--- DATA SHOWN Enclosed Below ---
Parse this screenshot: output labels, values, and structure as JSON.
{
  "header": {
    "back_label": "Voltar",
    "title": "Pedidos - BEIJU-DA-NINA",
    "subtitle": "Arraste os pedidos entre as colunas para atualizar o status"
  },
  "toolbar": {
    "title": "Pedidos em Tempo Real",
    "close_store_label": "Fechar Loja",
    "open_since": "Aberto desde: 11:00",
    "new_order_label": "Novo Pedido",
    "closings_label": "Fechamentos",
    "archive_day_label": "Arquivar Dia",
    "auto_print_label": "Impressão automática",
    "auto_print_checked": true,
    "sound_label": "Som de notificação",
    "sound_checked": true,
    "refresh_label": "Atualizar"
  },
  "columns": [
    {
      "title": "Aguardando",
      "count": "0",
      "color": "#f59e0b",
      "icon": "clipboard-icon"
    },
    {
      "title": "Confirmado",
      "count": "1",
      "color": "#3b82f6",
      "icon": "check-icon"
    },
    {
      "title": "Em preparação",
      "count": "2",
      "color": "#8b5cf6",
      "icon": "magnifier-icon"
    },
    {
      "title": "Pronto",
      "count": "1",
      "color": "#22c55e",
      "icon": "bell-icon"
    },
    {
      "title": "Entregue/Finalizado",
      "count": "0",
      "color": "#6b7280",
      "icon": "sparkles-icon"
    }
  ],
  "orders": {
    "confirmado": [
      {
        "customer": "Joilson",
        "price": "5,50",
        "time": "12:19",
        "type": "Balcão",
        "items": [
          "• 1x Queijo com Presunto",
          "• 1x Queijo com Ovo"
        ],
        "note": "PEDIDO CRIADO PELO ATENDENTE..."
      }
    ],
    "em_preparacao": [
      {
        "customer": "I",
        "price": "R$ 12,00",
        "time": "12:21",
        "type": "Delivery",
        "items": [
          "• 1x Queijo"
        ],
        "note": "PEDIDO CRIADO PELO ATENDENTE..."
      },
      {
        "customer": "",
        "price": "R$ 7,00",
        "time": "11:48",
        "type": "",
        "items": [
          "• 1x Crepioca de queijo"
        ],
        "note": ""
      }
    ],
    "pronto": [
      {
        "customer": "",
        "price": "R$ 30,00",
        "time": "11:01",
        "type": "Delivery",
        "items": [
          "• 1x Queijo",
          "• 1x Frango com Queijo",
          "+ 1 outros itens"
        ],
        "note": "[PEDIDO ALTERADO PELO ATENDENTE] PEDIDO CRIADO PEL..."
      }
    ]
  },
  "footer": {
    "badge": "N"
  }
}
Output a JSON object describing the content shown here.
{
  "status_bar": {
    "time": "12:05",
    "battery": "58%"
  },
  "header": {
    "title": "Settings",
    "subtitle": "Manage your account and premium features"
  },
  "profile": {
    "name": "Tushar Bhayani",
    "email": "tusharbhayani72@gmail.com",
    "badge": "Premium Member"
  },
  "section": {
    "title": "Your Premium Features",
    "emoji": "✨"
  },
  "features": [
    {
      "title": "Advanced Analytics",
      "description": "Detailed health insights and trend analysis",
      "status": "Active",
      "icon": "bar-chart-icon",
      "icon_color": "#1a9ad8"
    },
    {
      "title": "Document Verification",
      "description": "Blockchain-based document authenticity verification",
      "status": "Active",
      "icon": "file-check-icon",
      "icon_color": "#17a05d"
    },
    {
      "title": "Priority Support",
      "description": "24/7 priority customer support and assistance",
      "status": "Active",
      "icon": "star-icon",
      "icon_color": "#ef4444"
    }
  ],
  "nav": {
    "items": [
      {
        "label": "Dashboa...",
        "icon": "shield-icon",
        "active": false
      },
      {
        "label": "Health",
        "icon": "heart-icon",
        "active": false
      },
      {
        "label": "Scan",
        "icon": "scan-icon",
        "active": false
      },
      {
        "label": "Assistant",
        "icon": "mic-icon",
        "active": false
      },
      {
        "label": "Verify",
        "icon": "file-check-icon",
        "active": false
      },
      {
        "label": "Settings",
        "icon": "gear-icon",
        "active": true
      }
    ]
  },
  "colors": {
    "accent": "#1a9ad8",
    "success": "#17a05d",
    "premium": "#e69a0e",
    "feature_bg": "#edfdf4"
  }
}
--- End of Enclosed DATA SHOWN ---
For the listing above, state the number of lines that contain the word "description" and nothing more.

_RESPONSE AREA_. 3